Because wheeled units are comparatively simple to design, they are used as test-beds by those who develop robots. Students and fac- ulty in Carnegie Mellon University’s Robotics Institute, for instance, have gotten used to seeing wheeled cylindrical robots rolling through their building, testing the robots’ ability to map the environment and navigate through it.

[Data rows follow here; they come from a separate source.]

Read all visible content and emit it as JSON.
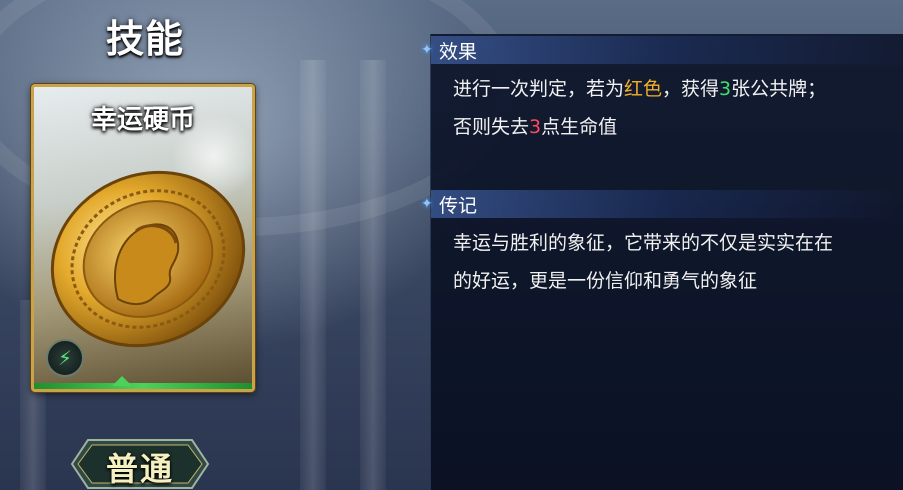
{
  "page_title": "技能",
  "card": {
    "name": "幸运硬币",
    "type_label": "普通",
    "energy_icon": "lightning-icon"
  },
  "effect": {
    "header": "效果",
    "line1_a": "进行一次判定，若为",
    "line1_b": "红色",
    "line1_c": "，获得",
    "line1_d": "3",
    "line1_e": "张公共牌；",
    "line2_a": "否则失去",
    "line2_b": "3",
    "line2_c": "点生命值"
  },
  "lore": {
    "header": "传记",
    "line1": "幸运与胜利的象征，它带来的不仅是实实在在",
    "line2": "的好运，更是一份信仰和勇气的象征"
  },
  "colors": {
    "accent_blue": "#8fc4ff",
    "highlight_word": "#f2b02a",
    "highlight_green": "#3fe06b",
    "highlight_red": "#ff4a5a"
  }
}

Also for the sake of simplicity, present-day commercially available robots—other than those that simulate four-legged pets—roll on wheels. At least one, the vacuum-cleaning robot called Roomba, placed on the market in 2002, is a consumer item. It is made by the iRobot Corporation whose co-founder, chairman, and chief technol- ogy officer is Rodney Brooks, the MIT roboticist responsible for Genghis and Cog. Roomba is a 6-pound, disc-shaped unit, slightly more than a foot across, that rides on two wheels and an agitator brush. Unlike conventional vacuum cleaners that draw their electrical power from a cord plugged into a wall socket, Roomba operates from rechargeable batteries and hence has complete freedom of motion.

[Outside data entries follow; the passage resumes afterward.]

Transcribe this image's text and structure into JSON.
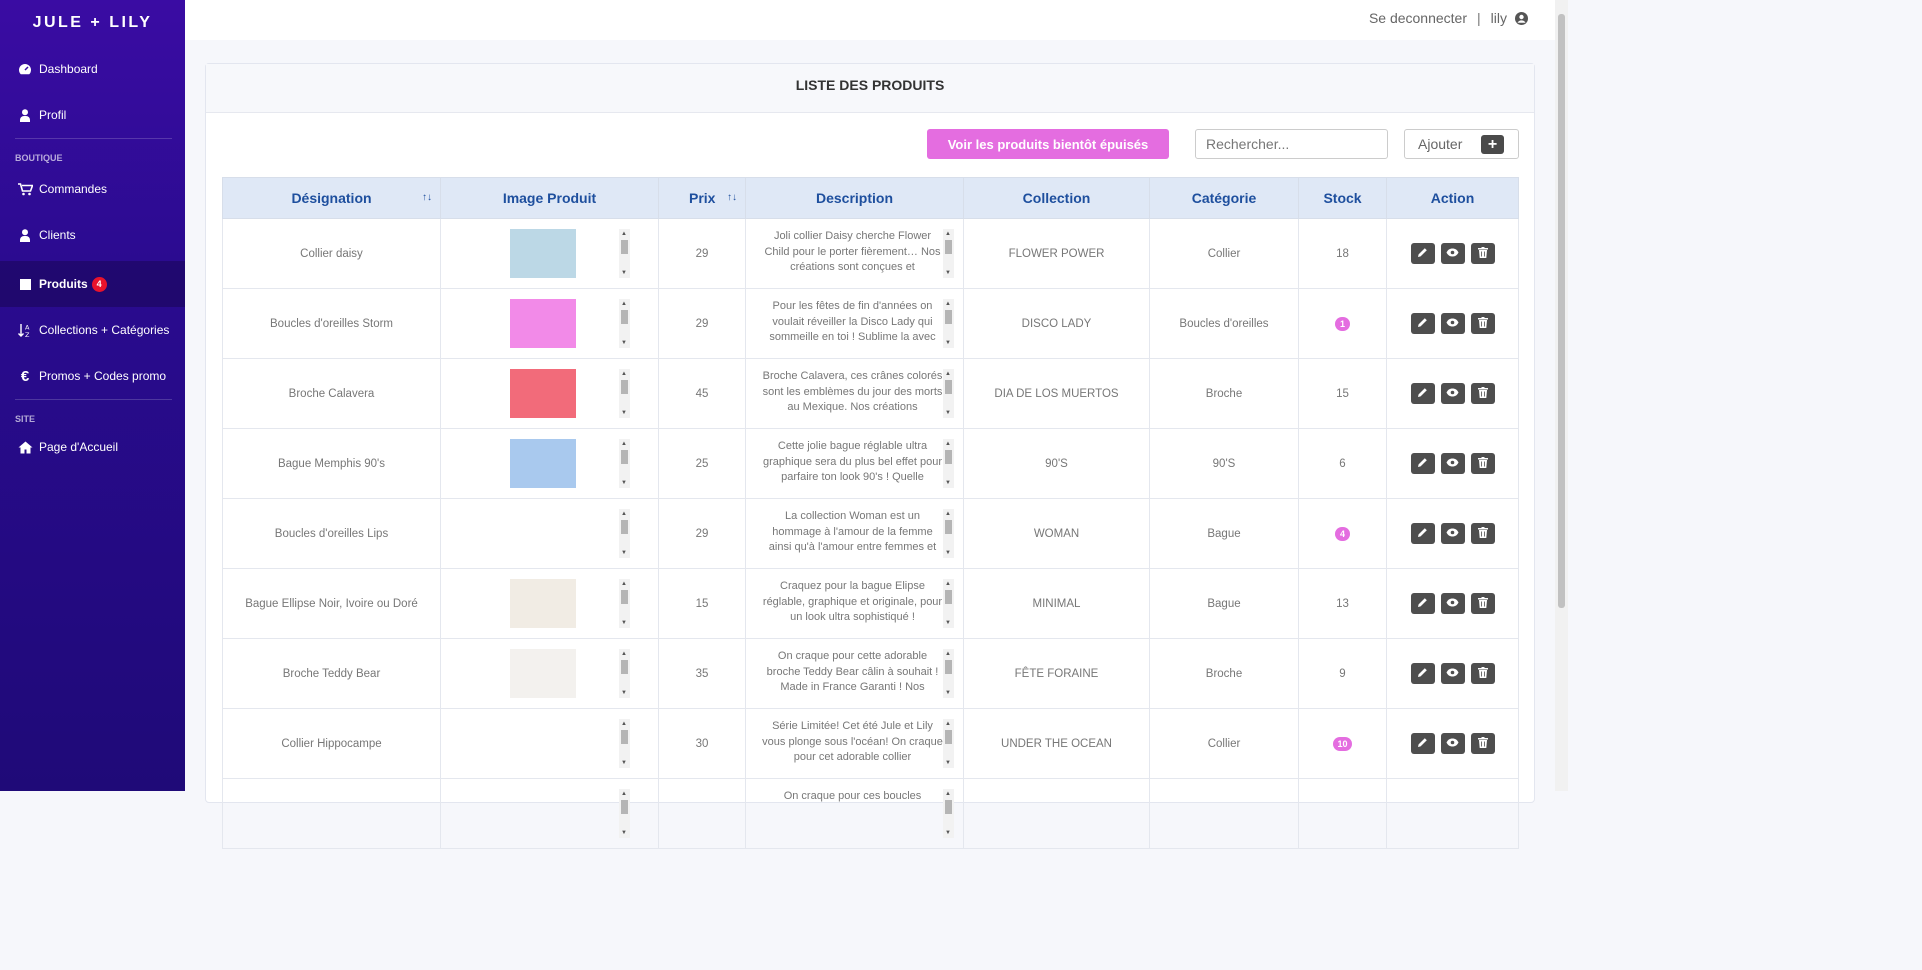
{
  "sidebar": {
    "brand": "JULE + LILY",
    "items": [
      {
        "label": "Dashboard",
        "icon": "gauge-icon"
      },
      {
        "label": "Profil",
        "icon": "user-icon"
      },
      {
        "label": "Commandes",
        "icon": "cart-icon"
      },
      {
        "label": "Clients",
        "icon": "user-icon"
      },
      {
        "label": "Produits",
        "icon": "square-icon",
        "badge": "4"
      },
      {
        "label": "Collections + Catégories",
        "icon": "sort-alpha-icon"
      },
      {
        "label": "Promos + Codes promo",
        "icon": "euro-icon"
      },
      {
        "label": "Page d'Accueil",
        "icon": "home-icon"
      }
    ],
    "sections": {
      "boutique": "BOUTIQUE",
      "site": "SITE"
    }
  },
  "topbar": {
    "logout": "Se deconnecter",
    "separator": "|",
    "user": "lily"
  },
  "card": {
    "title": "LISTE DES PRODUITS",
    "low_stock_button": "Voir les produits bientôt épuisés",
    "search_placeholder": "Rechercher...",
    "add_button": "Ajouter"
  },
  "table": {
    "headers": [
      "Désignation",
      "Image Produit",
      "Prix",
      "Description",
      "Collection",
      "Catégorie",
      "Stock",
      "Action"
    ],
    "rows": [
      {
        "name": "Collier daisy",
        "price": "29",
        "desc": "Joli collier Daisy cherche Flower Child pour le porter fièrement… Nos créations sont conçues et",
        "collection": "FLOWER POWER",
        "category": "Collier",
        "stock": "18",
        "low": false,
        "img_color": "#bcd8e6"
      },
      {
        "name": "Boucles d'oreilles Storm",
        "price": "29",
        "desc": "Pour les fêtes de fin d'années on voulait réveiller la Disco Lady qui sommeille en toi ! Sublime la avec",
        "collection": "DISCO LADY",
        "category": "Boucles d'oreilles",
        "stock": "1",
        "low": true,
        "img_color": "#f28ae8"
      },
      {
        "name": "Broche Calavera",
        "price": "45",
        "desc": "Broche Calavera, ces crânes colorés sont les emblèmes du jour des morts au Mexique. Nos créations",
        "collection": "DIA DE LOS MUERTOS",
        "category": "Broche",
        "stock": "15",
        "low": false,
        "img_color": "#f26b7a"
      },
      {
        "name": "Bague Memphis 90's",
        "price": "25",
        "desc": "Cette jolie bague réglable ultra graphique sera du plus bel effet pour parfaire ton look 90's ! Quelle",
        "collection": "90'S",
        "category": "90'S",
        "stock": "6",
        "low": false,
        "img_color": "#a9c9ee"
      },
      {
        "name": "Boucles d'oreilles Lips",
        "price": "29",
        "desc": "La collection Woman est un hommage à l'amour de la femme ainsi qu'à l'amour entre femmes et",
        "collection": "WOMAN",
        "category": "Bague",
        "stock": "4",
        "low": true,
        "img_color": "#ffffff"
      },
      {
        "name": "Bague Ellipse Noir, Ivoire ou Doré",
        "price": "15",
        "desc": "Craquez pour la bague Elipse réglable, graphique et originale, pour un look ultra sophistiqué !",
        "collection": "MINIMAL",
        "category": "Bague",
        "stock": "13",
        "low": false,
        "img_color": "#f1ece4"
      },
      {
        "name": "Broche Teddy Bear",
        "price": "35",
        "desc": "On craque pour cette adorable broche Teddy Bear câlin à souhait ! Made in France Garanti ! Nos",
        "collection": "FÊTE FORAINE",
        "category": "Broche",
        "stock": "9",
        "low": false,
        "img_color": "#f3f1ee"
      },
      {
        "name": "Collier Hippocampe",
        "price": "30",
        "desc": "Série Limitée! Cet été Jule et Lily vous plonge sous l'océan! On craque pour cet adorable collier",
        "collection": "UNDER THE OCEAN",
        "category": "Collier",
        "stock": "10",
        "low": true,
        "img_color": "#ffffff"
      },
      {
        "name": "",
        "price": "",
        "desc": "On craque pour ces boucles",
        "collection": "",
        "category": "",
        "stock": "",
        "low": false,
        "img_color": "#ffffff"
      }
    ]
  }
}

Put Roomba down in the center of a room, and it begins to cover the floor in a pattern of broad spiral sweeps (which give Roomba its name) until the robot encounters a wall.Then its behavior changes to track along the wall and clean the wall base with side brushes, until it makes another foray across the room. If Roomba encounters an ob- stacle such as a chair leg, it stops and goes off in a new direction, and it is also intelligent enough to halt and turn around at the top of a flight of stairs. Eventually the robot cleans the entire area, and then it stops, ready to be placed in another room or recharged.While the robot has sensors and a level of intelligence called “heuristic learning logic” that was first developed for units used to clear minefields, the fact that it does not need to maintain balance as it rolls simplifies its design and lowers its price.

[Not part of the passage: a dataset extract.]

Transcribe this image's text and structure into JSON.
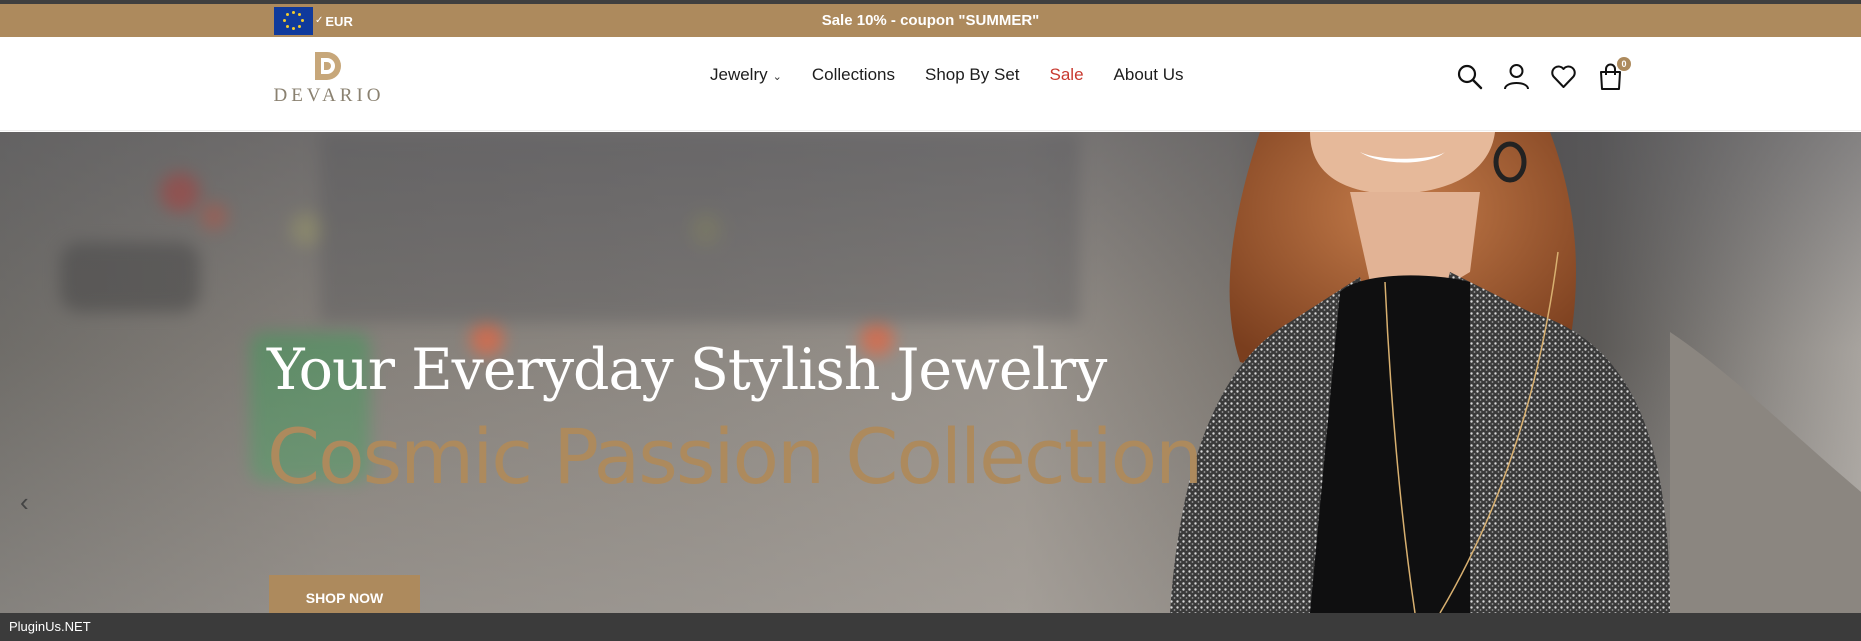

The iRobot company has also developed tracked robots in the form of small units called PackBots.These were designed to function in difficult environments, and so were well suited to enter the wreck- age of the World Trade Center after the terrorist attack of September 11, 2001. Equipped with video cameras, they sent back images as they